“Remember the Sabbath day and keep it holy.”
Now I don’t preach this sermon today as someone who always keeps Sabbath well. I confess that I derive a great deal of my self-worth and my identity from my work. I love my Monday day off, but truth be told I often have no idea what to do with it. And so, I just find different kinds of work to do because busyness and productivity are my addictions; maybe even my gods. But Sabbath challenges that skewed view of life and seeks to restore the divine order.
Sabbath imposes a rhythm on a hectic, demanding world. Sabbath is a deep breath in a breathless world. Sabbath creates a space for God in a godless world. Therefore, says theologian Walter Brueggemann, sabbath is a form of resistance. In a world addicted to busyness as proof of our worth, Sabbath says: “that’s enough of that.” Sabbath asks the question: “Do you really trust God to be God?” Sabbath insists that we are mere mortals. Therefore, Sabbath is a form of resistance.
And Sabbath is also an act of justice. Keeping Sabbath is also about the other. In this sentimentally religious country of ours, we like the idea of the Ten Commandments. We like them on monuments in front of court houses. But if we took the commandment to rest as seriously as we took the commandment not to kill, then Maria Fernandes might still be alive. If we took the commandment to rest as seriously as we took the commandment not to steal, then there might be a living wage for everyone, so that everyone could enjoy the Sabbath.
A Sabbath observed would also mean more justice for the earth itself. Our addiction to frenetic activity actually results in a more polluted planet. Imagine if there were one day a week when we all stopped shopping and demanding the kinds of 24/7 services that force others to work and drive their cars and keep their lights on. What if once a week, the planet got to rest too? Now lest you think that this is some new-fangled, “woke” idea, it’s important to remember that ancient Jewish law required that once every seven years the fields were to lie fallow. A Sabbath rest for the earth.

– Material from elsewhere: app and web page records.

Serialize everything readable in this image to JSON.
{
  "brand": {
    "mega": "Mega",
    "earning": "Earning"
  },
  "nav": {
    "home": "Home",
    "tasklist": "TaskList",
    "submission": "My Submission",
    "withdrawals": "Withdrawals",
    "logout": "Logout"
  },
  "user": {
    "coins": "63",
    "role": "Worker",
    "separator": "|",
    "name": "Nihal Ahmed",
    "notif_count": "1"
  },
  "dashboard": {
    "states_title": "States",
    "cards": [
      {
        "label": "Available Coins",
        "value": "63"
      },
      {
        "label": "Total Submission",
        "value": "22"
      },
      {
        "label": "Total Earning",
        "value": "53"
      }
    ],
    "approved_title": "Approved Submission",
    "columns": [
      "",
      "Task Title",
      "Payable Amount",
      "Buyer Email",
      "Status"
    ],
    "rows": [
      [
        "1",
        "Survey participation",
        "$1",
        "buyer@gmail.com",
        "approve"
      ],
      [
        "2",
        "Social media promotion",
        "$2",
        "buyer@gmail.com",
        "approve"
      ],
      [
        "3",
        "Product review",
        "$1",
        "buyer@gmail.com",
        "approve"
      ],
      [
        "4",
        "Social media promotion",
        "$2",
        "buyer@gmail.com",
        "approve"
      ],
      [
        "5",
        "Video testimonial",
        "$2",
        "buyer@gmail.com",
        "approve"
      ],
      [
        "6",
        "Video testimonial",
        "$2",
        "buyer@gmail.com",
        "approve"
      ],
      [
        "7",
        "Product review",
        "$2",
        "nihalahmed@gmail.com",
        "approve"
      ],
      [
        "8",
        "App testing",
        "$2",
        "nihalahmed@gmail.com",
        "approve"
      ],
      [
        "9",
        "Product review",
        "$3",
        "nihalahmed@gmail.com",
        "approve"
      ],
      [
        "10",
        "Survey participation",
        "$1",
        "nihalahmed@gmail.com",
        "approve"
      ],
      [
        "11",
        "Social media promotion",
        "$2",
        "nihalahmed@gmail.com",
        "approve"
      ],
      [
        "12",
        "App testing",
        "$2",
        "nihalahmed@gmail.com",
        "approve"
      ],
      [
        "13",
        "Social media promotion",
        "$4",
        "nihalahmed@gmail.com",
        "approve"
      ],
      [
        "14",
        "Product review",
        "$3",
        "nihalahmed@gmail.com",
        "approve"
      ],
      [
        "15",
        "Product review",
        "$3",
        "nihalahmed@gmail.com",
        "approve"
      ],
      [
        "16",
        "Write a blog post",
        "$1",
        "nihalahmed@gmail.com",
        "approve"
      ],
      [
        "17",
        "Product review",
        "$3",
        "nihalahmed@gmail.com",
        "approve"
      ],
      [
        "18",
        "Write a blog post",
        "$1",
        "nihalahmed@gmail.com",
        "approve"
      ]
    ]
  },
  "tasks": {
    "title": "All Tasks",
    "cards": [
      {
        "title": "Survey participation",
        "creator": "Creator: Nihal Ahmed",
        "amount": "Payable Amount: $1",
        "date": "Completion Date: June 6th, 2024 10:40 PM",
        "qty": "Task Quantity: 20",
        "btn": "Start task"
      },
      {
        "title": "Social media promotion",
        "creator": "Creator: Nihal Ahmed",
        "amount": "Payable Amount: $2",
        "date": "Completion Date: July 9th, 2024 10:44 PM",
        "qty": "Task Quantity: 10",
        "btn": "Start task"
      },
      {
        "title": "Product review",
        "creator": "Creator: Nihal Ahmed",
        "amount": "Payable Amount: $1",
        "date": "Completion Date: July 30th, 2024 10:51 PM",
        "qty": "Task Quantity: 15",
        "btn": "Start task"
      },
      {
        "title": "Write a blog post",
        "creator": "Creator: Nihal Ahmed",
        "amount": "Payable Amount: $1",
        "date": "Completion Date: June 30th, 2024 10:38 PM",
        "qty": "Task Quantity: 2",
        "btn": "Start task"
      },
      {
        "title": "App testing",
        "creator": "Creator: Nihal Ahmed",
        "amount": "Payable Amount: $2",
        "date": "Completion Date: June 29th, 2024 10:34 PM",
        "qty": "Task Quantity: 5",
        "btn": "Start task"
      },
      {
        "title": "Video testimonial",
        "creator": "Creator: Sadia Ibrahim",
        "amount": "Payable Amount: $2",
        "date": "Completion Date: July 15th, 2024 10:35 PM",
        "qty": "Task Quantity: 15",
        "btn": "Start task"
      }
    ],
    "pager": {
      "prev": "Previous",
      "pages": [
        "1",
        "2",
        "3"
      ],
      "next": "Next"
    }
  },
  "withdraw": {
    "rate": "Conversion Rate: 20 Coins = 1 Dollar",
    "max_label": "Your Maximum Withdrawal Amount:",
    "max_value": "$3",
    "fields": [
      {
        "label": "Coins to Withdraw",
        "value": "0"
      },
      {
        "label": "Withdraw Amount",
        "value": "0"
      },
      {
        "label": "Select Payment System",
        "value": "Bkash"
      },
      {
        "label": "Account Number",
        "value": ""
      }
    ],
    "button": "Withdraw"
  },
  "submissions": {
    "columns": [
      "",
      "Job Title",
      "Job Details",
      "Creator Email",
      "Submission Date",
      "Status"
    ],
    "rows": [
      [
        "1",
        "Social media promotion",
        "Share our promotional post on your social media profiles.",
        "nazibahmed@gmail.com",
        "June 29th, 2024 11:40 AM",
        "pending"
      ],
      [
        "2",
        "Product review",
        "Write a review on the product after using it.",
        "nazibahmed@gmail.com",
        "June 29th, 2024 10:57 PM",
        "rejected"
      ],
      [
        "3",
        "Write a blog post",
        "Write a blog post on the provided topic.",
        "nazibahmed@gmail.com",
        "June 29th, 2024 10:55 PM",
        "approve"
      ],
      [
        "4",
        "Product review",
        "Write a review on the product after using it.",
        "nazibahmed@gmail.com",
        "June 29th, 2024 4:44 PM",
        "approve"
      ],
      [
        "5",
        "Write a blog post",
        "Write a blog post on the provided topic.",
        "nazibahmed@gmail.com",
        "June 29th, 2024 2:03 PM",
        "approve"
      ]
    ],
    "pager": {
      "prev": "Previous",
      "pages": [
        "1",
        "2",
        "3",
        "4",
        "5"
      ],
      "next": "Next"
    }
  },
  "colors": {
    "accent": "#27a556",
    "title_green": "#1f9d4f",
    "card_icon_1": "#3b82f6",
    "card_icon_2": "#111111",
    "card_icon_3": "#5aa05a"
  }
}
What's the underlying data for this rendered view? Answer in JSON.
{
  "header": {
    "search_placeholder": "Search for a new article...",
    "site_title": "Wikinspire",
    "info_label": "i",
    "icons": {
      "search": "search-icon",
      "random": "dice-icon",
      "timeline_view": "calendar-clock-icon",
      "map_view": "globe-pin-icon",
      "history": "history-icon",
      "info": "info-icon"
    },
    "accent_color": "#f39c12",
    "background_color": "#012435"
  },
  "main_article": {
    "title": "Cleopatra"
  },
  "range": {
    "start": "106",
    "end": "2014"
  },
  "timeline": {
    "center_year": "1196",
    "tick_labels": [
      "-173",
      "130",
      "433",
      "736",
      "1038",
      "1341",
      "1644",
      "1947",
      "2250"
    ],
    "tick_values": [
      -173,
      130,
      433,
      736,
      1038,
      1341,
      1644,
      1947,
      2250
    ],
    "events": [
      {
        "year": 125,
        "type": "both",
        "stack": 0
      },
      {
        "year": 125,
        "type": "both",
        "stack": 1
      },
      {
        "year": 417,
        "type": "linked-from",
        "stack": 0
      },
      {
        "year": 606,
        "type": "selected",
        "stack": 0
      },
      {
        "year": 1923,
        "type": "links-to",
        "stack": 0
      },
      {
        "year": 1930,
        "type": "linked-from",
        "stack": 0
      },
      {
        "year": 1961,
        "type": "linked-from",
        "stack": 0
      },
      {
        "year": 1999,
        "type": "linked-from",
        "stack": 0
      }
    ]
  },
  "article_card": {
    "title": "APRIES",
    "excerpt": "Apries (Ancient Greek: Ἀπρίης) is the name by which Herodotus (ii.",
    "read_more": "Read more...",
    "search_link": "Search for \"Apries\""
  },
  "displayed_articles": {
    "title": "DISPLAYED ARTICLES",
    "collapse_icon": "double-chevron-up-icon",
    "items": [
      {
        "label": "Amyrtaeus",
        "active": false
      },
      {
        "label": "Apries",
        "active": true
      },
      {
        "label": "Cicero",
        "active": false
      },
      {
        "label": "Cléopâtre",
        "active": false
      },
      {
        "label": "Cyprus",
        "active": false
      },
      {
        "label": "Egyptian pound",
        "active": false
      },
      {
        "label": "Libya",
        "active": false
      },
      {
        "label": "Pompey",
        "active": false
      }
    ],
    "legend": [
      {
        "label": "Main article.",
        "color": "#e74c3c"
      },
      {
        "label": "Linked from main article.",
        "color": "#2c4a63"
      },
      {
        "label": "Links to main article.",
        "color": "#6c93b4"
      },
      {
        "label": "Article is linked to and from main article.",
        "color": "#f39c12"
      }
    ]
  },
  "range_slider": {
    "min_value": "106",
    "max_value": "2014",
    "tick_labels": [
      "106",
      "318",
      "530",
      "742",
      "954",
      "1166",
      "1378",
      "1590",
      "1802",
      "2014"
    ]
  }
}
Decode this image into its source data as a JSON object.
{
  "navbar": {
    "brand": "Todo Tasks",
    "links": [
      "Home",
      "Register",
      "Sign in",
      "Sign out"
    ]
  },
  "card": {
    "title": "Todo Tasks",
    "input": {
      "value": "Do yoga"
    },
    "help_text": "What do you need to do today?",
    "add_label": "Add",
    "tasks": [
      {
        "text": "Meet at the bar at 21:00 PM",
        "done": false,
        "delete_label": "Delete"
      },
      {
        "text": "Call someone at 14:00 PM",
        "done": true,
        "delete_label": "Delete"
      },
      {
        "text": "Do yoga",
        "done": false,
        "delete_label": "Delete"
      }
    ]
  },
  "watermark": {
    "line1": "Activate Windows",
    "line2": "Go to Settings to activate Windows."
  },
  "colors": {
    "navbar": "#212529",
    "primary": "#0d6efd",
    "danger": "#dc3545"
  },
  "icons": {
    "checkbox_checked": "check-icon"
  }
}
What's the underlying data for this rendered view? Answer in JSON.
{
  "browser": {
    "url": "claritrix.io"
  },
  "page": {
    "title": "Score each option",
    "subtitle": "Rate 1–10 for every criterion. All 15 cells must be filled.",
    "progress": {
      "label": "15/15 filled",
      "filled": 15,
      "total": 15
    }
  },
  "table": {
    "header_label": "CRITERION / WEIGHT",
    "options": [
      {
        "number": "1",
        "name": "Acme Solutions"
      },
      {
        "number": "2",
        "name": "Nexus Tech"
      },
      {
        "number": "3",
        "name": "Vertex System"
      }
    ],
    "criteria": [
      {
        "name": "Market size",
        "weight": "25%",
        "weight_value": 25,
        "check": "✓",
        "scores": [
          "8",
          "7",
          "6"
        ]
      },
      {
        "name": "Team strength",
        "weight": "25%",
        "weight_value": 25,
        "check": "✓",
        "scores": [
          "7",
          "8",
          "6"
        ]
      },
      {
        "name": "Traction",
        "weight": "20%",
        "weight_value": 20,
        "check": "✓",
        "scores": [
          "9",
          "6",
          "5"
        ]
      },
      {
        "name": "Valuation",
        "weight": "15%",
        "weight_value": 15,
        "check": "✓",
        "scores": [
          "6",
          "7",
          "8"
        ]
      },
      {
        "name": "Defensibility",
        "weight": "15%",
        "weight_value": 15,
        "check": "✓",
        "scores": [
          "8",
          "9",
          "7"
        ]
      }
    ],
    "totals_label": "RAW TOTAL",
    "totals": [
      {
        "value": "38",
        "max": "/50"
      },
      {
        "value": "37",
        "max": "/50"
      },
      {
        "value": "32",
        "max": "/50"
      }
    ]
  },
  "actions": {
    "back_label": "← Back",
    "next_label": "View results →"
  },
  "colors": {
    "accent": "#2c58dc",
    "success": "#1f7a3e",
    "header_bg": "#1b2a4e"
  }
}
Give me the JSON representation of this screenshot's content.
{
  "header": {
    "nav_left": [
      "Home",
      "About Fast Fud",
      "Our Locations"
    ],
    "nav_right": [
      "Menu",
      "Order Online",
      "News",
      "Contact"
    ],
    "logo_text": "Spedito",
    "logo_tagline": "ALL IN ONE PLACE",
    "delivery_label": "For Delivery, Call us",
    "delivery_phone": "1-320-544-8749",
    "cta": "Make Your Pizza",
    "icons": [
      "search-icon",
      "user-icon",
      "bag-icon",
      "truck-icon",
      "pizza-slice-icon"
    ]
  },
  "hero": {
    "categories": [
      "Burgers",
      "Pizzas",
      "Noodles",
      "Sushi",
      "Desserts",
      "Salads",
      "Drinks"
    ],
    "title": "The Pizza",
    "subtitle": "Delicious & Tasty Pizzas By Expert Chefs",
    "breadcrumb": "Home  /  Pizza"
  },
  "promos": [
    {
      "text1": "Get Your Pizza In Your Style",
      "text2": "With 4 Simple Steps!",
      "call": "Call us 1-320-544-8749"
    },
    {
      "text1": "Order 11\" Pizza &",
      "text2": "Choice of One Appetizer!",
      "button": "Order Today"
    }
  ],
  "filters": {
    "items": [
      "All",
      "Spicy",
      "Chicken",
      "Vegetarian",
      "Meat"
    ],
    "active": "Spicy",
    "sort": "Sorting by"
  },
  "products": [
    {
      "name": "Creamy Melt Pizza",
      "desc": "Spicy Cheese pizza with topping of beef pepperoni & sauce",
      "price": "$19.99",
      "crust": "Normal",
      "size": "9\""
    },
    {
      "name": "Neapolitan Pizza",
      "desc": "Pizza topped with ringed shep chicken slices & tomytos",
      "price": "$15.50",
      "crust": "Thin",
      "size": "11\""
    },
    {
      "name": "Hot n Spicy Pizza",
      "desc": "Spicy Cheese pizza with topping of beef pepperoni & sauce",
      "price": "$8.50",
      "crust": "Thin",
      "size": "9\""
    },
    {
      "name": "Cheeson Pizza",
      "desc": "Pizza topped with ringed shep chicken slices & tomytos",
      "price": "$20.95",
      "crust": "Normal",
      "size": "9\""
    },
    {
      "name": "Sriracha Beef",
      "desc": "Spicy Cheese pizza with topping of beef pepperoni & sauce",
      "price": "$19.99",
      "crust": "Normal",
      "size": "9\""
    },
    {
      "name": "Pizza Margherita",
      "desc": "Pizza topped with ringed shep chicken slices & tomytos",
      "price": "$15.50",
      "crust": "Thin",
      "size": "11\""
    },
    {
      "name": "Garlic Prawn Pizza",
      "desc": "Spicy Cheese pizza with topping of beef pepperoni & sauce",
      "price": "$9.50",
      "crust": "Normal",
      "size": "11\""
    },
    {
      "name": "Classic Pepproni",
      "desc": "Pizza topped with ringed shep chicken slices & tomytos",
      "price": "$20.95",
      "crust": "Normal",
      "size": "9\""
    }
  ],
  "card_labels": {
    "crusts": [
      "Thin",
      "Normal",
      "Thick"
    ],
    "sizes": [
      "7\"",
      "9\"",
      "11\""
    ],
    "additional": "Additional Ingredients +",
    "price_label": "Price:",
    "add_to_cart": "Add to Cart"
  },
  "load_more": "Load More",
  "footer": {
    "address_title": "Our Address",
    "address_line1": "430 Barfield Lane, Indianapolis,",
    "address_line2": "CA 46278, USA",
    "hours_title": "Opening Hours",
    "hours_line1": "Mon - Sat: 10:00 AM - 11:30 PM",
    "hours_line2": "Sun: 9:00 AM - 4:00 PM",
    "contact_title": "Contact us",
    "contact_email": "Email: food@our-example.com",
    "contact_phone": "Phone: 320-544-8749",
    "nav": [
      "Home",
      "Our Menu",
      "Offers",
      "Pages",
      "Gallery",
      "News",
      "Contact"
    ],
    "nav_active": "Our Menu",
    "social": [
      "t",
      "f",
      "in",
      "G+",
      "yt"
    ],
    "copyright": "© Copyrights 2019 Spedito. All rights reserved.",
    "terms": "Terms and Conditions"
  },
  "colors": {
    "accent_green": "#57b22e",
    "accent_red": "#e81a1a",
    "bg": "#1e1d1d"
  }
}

So, Sabbath is about resistance and Sabbath is about justice. But Sabbath also does something deeply personal for us. It resets us. It reboots us. We are simply not made to work all of the time; to be engaged and stimulated every second. We, literally, can’t take it. This is such an important thing for us to learn that a Holy and Eternal God, not constricted by human frailty, rested on the seventh day of Creation as an example for us. Genesis 2:1-3 reads: “Thus the heavens and the earth were finished, and all their multitude. And on the seventh day God finished the work that God had done. So God blessed the seventh day and hallowed it, because on it God rested…”
Sabbath is an incredible gift, because it allows us to experience again this fleeting gift called being alive. We so often miss the devastating beauty of the ordinary. We don’t even see sunsets or feel the heartbeat of a lover or taste all the notes in a wine. We eat on the run and multitask and fret and worry and fall into bed only to get up and do it all over again – until one day we never do it again.
There is an old Jewish Sabbath prayer about the fleeting nature of our lives and what we miss because we do not pause to see. And it goes like this: “Days pass, years vanish, and we walk sightless among miracles.”
Sabbath rest is about making time to see the miracles; to open one’s eyes to the glory of being alive. And Sabbath is also about building a world in which Maria Fernandes and child workers in Haiti and the tech slaves in China all have the same God-given right.
“Remember the Sabbath day, and keep it holy.”